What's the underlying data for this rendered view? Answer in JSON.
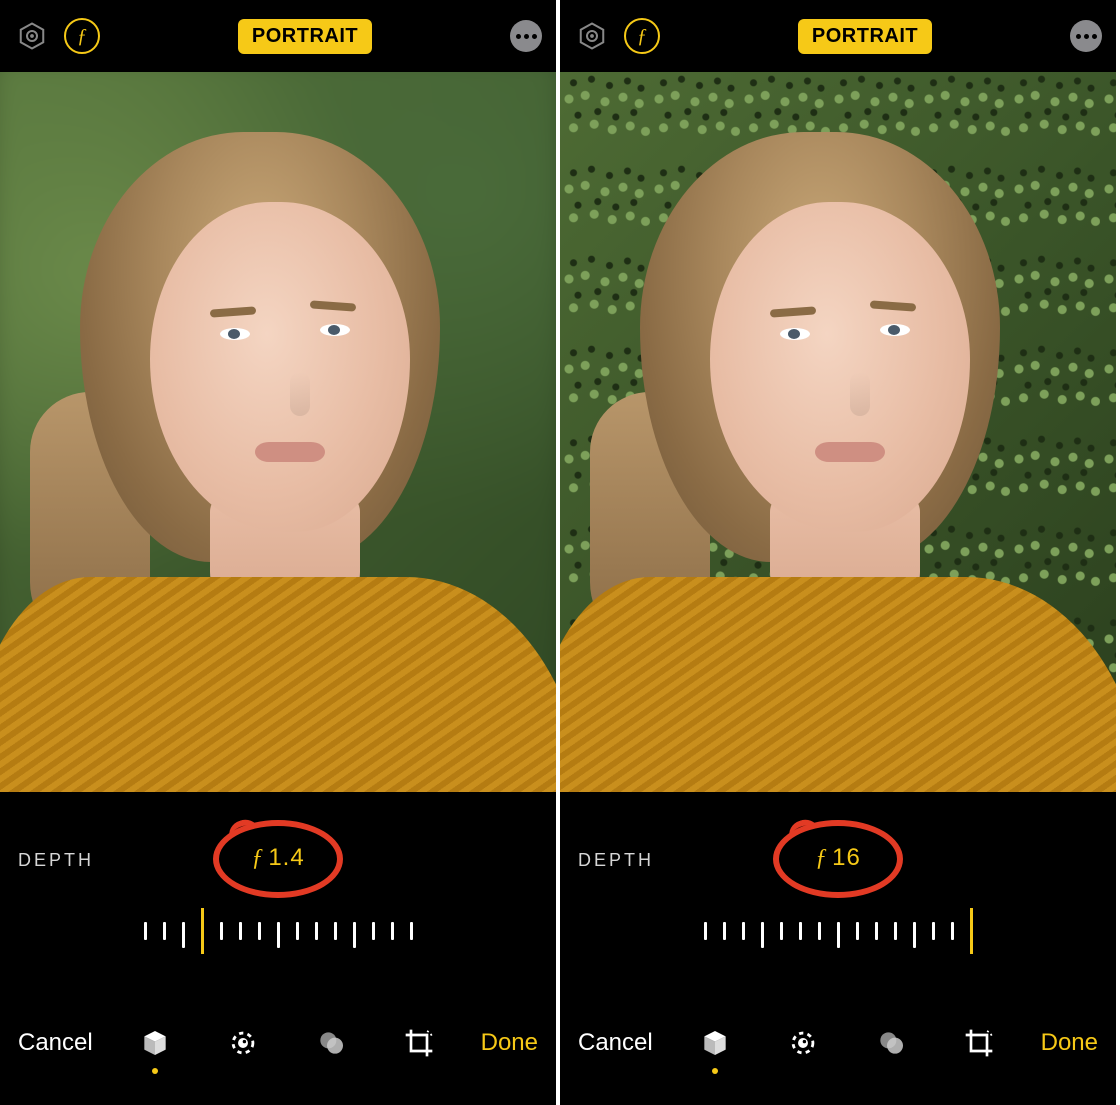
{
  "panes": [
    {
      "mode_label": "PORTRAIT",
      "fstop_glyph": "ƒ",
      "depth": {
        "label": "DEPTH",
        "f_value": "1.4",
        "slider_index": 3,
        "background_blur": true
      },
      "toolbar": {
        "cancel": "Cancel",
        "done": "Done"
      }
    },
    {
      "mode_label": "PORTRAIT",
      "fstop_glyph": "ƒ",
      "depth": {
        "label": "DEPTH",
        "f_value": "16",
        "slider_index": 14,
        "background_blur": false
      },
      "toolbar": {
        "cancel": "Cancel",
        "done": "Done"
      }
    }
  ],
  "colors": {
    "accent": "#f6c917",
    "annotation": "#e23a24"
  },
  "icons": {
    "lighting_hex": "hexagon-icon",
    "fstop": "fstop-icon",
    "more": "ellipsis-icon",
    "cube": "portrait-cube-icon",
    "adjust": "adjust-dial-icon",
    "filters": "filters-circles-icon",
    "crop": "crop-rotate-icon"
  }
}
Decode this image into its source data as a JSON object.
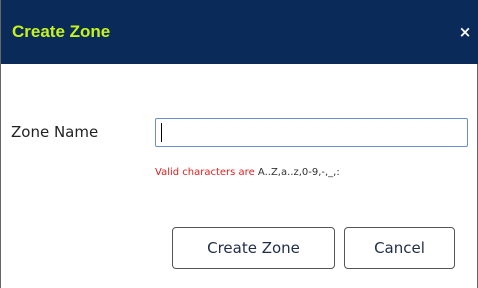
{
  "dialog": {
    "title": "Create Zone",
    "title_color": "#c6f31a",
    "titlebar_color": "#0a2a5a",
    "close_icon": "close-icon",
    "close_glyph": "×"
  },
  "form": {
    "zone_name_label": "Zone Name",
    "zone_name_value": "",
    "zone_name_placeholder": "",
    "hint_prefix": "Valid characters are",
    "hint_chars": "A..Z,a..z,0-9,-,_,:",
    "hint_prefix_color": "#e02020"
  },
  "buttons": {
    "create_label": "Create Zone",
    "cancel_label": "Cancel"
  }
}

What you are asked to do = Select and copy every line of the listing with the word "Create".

Result below =
    "title": "Create Zone",
    "create_label": "Create Zone",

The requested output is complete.